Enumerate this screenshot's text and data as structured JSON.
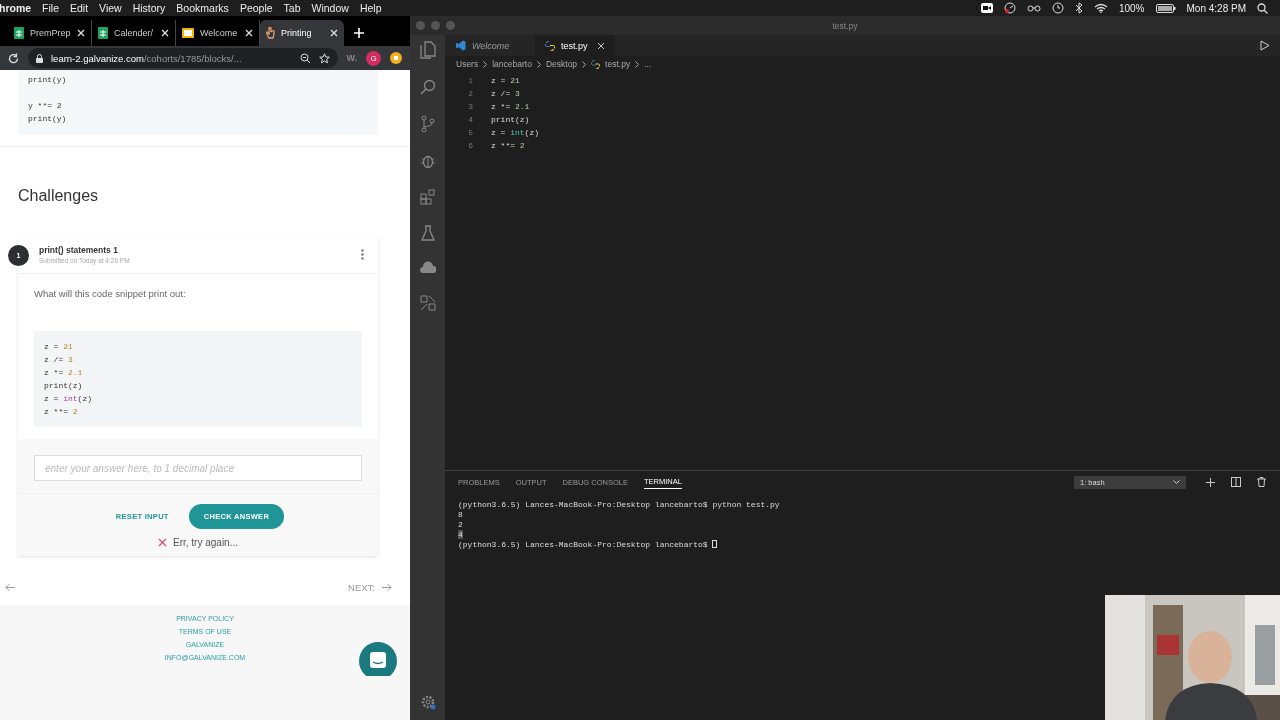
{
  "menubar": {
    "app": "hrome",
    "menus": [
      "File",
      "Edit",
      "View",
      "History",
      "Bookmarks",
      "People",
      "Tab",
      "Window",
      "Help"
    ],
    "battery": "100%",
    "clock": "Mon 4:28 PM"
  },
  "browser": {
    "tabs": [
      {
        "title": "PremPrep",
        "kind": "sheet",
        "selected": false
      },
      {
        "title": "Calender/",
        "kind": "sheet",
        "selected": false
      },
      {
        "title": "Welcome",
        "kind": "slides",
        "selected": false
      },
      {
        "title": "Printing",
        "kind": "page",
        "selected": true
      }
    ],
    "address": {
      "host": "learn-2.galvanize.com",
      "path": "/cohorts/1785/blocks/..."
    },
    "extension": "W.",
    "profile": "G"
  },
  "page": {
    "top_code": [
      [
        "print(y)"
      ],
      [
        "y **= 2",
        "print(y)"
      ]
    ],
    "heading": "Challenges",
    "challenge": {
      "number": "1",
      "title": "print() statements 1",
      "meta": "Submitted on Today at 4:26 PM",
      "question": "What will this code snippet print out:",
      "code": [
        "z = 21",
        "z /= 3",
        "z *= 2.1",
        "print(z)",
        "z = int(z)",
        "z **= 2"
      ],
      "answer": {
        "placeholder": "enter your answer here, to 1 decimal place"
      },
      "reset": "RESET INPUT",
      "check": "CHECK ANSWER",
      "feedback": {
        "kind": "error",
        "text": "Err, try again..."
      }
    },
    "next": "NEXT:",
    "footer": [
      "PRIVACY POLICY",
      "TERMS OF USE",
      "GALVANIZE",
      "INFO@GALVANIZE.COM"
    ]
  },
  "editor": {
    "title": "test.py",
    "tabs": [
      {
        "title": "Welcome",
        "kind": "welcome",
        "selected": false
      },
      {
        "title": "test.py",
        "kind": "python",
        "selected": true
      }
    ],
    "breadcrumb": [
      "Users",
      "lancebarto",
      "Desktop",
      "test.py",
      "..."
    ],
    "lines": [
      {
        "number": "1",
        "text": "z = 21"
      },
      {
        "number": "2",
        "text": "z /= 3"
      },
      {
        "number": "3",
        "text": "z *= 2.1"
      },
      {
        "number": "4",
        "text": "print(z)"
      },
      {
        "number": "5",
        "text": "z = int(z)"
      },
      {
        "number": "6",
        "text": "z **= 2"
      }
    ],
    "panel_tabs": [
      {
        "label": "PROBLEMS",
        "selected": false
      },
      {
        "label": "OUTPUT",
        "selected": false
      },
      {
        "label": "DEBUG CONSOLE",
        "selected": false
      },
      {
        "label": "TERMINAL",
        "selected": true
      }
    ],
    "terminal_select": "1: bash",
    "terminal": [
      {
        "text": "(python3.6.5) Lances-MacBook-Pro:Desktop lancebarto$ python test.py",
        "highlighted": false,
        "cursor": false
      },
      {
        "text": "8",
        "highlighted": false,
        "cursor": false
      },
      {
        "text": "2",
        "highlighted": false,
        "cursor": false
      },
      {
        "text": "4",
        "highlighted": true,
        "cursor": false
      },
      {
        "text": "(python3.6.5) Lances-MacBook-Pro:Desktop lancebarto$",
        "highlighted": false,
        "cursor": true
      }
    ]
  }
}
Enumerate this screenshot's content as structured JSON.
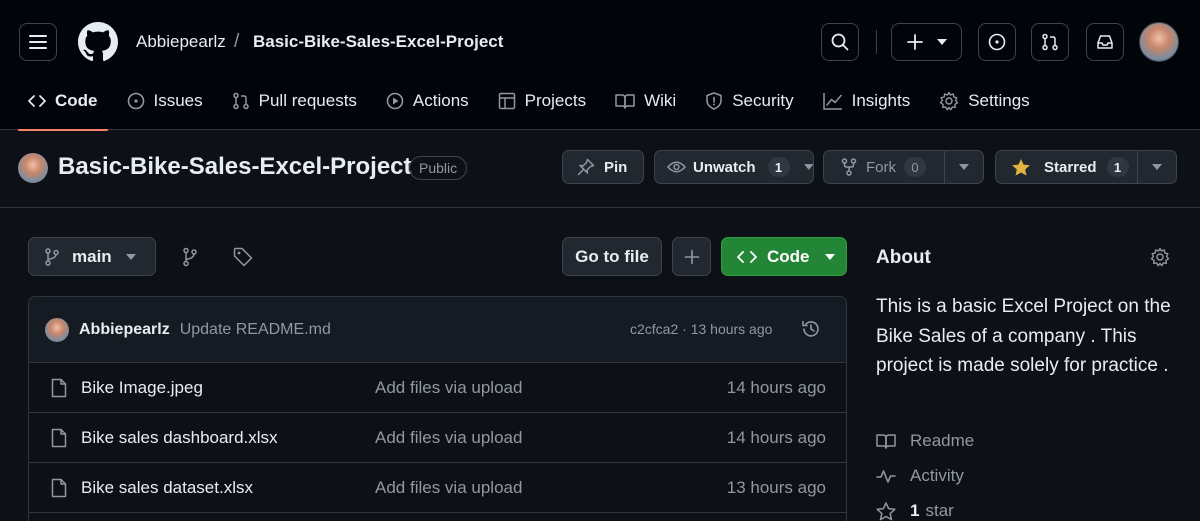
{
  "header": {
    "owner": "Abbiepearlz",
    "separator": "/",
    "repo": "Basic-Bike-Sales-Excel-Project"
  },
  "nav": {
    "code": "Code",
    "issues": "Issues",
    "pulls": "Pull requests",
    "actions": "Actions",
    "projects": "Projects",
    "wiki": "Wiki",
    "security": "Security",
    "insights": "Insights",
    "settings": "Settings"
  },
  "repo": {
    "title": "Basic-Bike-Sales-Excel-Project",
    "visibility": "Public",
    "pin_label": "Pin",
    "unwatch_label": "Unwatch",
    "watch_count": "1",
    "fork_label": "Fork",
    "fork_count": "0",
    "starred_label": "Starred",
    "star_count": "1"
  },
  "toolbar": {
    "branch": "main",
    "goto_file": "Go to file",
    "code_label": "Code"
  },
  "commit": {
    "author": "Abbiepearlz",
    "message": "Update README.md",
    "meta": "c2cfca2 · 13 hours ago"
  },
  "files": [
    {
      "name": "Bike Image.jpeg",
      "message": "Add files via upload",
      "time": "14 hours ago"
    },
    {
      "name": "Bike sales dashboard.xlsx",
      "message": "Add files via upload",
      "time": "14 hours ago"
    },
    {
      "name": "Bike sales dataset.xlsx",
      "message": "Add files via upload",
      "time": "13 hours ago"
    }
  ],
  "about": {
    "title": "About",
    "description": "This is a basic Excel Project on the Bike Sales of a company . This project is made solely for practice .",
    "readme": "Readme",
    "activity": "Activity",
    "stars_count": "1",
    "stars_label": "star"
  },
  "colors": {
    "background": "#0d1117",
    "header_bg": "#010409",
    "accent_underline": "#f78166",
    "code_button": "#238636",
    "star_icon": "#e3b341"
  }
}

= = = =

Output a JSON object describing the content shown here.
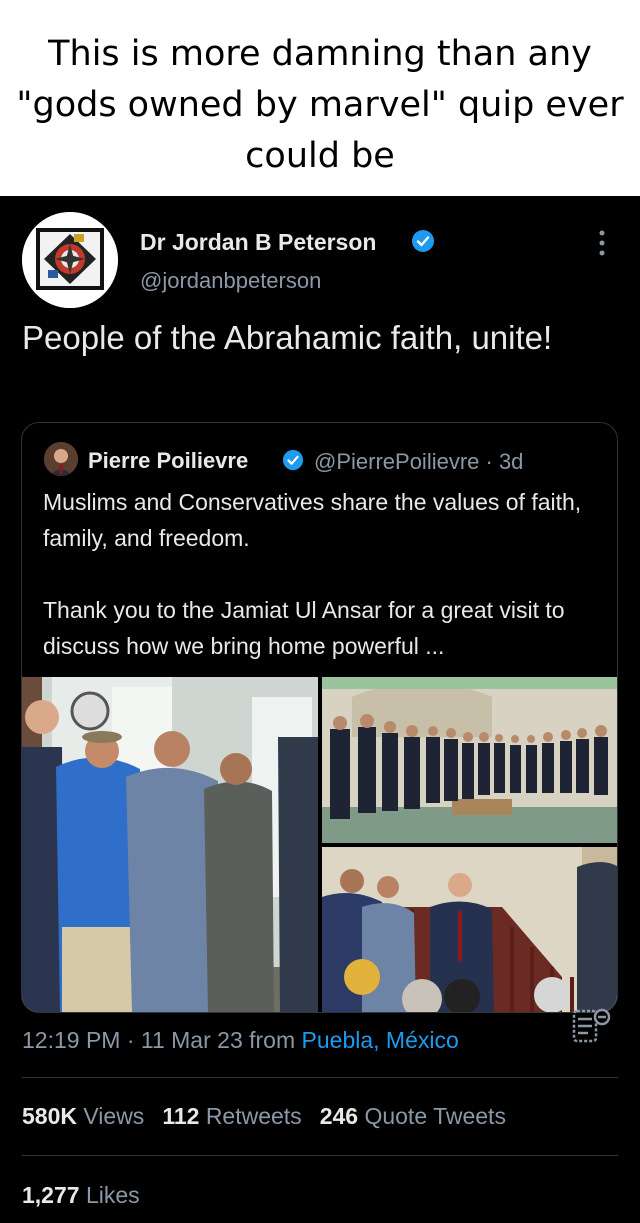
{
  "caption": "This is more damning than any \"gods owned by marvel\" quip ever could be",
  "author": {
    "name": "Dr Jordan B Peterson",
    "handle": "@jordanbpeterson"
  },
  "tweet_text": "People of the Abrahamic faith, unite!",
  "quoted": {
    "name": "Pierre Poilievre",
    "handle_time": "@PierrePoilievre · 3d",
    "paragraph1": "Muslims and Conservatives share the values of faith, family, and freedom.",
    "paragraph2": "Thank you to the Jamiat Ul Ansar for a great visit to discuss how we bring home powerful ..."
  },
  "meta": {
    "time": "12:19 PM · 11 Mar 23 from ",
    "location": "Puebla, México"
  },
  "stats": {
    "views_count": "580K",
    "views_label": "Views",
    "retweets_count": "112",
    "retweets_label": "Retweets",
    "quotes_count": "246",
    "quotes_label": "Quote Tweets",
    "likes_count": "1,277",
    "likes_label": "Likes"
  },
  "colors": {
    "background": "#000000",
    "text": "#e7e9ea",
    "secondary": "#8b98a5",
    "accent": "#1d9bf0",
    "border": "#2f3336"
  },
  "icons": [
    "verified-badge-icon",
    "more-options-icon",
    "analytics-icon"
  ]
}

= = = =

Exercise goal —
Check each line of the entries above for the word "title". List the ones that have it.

Output of the exercise —
        "title": "PremPrep",
        "title": "Calender/",
        "title": "Welcome",
        "title": "Printing",
      "title": "print() statements 1",
    "title": "test.py",
        "title": "Welcome",
        "title": "test.py",
    "title": "Basic-Bike-Sales-Excel-Project",
    "title": "About",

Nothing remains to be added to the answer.